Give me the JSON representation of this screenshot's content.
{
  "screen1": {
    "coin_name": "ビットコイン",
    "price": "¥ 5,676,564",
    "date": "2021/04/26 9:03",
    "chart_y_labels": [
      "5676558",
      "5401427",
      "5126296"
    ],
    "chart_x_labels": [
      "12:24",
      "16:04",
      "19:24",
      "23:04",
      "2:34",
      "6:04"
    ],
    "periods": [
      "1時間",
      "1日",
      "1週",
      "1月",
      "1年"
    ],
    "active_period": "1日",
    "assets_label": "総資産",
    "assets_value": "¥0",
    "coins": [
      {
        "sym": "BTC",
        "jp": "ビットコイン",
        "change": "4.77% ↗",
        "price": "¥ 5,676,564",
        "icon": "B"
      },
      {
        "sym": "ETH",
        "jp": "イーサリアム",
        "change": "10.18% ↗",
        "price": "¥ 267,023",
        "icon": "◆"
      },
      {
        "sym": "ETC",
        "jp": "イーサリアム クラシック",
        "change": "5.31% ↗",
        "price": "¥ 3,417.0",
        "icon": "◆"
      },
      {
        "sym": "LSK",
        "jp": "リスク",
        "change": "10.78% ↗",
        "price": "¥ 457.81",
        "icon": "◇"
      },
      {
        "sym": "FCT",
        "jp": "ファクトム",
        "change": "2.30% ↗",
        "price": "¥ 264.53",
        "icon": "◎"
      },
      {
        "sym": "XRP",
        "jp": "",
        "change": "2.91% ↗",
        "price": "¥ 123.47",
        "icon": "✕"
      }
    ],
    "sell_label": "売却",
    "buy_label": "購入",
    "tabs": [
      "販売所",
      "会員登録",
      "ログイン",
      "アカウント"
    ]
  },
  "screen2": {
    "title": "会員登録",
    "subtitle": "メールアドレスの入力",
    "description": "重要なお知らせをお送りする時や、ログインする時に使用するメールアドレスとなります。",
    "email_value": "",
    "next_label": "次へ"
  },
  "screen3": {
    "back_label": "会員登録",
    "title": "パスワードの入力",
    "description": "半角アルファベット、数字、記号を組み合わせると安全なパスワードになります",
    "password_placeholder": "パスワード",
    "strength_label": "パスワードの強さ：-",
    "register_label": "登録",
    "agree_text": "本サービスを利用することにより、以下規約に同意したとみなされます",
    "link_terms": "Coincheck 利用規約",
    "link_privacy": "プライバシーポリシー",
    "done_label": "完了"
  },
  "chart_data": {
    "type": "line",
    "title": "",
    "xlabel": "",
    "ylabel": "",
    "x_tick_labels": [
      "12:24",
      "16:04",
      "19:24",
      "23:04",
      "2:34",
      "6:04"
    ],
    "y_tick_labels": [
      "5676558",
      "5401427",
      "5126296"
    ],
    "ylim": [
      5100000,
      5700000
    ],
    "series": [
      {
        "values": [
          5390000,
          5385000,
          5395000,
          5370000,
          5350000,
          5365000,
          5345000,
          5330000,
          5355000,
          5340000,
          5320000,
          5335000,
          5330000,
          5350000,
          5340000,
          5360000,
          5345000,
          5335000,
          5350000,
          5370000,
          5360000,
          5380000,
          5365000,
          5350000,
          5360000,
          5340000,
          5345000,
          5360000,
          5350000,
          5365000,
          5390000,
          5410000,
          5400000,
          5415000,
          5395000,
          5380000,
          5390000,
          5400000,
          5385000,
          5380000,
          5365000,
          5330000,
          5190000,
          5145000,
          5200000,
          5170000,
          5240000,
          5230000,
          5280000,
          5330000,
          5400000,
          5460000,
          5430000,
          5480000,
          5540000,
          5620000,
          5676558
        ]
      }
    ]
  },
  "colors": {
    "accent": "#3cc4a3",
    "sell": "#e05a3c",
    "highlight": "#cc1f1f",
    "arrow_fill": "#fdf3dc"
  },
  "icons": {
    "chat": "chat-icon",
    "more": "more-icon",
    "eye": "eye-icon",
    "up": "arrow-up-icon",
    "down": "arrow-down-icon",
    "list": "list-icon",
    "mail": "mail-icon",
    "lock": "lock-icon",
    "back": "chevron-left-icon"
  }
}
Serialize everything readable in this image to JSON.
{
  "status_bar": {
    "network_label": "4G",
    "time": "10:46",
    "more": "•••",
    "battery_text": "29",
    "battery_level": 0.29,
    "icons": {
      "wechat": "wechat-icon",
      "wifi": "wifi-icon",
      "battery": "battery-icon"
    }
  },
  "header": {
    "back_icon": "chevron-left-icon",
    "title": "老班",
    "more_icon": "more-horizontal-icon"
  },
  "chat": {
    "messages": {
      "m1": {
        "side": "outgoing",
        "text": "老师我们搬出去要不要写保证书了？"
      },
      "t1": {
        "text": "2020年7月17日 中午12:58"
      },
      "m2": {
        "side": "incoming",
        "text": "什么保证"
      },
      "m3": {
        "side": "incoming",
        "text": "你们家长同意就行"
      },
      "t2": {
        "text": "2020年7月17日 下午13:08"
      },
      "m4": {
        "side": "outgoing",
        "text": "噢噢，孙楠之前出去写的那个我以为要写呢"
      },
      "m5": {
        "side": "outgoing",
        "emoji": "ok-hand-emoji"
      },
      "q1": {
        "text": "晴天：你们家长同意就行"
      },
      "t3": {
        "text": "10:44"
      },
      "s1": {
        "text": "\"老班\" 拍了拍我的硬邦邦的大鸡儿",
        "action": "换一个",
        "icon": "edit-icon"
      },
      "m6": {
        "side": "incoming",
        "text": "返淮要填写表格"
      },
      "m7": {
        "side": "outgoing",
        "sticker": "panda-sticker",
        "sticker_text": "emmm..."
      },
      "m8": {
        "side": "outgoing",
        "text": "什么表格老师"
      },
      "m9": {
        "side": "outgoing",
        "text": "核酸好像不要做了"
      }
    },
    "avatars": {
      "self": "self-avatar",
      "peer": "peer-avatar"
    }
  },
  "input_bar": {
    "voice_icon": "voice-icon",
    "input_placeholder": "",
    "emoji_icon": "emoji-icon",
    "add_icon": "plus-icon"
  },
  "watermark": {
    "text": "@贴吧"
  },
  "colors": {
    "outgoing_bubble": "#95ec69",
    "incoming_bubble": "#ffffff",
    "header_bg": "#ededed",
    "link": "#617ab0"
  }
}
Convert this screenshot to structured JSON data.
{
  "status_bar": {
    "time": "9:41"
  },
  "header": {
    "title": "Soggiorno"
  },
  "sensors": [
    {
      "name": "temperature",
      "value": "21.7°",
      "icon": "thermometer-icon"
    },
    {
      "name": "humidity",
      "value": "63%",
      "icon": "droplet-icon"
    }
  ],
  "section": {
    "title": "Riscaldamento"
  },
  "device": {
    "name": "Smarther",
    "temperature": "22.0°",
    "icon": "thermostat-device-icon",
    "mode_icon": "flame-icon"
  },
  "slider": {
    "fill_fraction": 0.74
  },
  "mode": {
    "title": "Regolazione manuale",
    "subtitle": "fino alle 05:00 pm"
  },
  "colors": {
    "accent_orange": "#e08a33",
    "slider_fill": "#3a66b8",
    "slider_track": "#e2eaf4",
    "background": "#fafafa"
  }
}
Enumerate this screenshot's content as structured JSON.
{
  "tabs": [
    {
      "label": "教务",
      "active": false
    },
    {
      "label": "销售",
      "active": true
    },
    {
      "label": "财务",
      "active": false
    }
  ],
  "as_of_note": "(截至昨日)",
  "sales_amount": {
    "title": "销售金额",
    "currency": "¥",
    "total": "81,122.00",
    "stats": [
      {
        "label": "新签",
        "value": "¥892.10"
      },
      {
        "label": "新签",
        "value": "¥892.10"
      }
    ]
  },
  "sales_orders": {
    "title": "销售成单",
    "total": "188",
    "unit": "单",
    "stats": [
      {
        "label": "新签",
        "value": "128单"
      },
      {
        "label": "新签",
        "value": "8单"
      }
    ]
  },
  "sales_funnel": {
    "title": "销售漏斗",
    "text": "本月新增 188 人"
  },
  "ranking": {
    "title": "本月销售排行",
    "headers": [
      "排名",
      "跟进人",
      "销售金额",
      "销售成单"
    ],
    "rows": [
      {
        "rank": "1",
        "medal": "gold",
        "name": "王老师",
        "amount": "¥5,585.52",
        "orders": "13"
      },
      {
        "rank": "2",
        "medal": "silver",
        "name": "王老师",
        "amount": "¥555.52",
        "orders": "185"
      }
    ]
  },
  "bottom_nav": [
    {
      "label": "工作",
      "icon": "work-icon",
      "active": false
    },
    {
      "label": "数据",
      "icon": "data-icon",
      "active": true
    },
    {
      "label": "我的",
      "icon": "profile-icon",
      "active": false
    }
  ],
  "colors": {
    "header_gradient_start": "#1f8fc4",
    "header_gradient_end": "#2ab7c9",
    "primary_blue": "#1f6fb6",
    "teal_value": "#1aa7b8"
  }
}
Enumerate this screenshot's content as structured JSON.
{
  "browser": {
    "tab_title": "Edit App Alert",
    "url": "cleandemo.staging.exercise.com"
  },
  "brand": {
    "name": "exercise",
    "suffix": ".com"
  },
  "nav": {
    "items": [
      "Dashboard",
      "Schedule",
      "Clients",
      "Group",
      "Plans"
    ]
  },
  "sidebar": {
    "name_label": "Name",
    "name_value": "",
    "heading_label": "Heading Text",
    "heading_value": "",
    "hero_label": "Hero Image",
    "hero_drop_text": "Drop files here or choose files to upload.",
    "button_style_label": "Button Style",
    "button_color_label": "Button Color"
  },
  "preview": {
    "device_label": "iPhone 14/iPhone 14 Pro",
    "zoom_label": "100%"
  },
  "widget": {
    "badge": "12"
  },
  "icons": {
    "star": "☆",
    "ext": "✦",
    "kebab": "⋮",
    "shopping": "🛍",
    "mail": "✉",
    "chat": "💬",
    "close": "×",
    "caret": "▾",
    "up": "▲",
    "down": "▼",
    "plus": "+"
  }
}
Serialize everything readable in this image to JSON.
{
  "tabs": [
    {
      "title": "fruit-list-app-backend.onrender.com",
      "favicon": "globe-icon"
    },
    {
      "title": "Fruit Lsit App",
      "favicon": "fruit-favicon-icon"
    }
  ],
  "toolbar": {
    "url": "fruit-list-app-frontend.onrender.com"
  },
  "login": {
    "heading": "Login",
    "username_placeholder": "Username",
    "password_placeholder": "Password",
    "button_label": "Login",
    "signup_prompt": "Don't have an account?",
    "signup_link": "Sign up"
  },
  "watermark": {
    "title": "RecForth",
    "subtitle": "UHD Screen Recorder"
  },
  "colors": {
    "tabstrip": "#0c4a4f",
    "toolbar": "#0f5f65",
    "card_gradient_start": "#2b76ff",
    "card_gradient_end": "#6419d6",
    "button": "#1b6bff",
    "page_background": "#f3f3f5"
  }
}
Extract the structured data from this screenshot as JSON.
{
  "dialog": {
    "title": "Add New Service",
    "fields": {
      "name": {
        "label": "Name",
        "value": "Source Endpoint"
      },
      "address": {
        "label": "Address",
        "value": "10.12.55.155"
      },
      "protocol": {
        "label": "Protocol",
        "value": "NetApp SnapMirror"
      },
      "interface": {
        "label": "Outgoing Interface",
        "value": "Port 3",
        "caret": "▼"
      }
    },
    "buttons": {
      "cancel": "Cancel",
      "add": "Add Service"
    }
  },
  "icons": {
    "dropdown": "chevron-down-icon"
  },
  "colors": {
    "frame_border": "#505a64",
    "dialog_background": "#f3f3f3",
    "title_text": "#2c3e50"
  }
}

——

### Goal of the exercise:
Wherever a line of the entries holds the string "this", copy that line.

### Solved problem:
Give me the JSON representation of this screenshot's content.
Serialize everything readable in this image to JSON.
Convert this screenshot to structured JSON data.
Enumerate this screenshot's content as structured JSON.
Enumerate this screenshot's content as structured JSON.
Serialize everything readable in this image to JSON.
Extract the structured data from this screenshot as JSON.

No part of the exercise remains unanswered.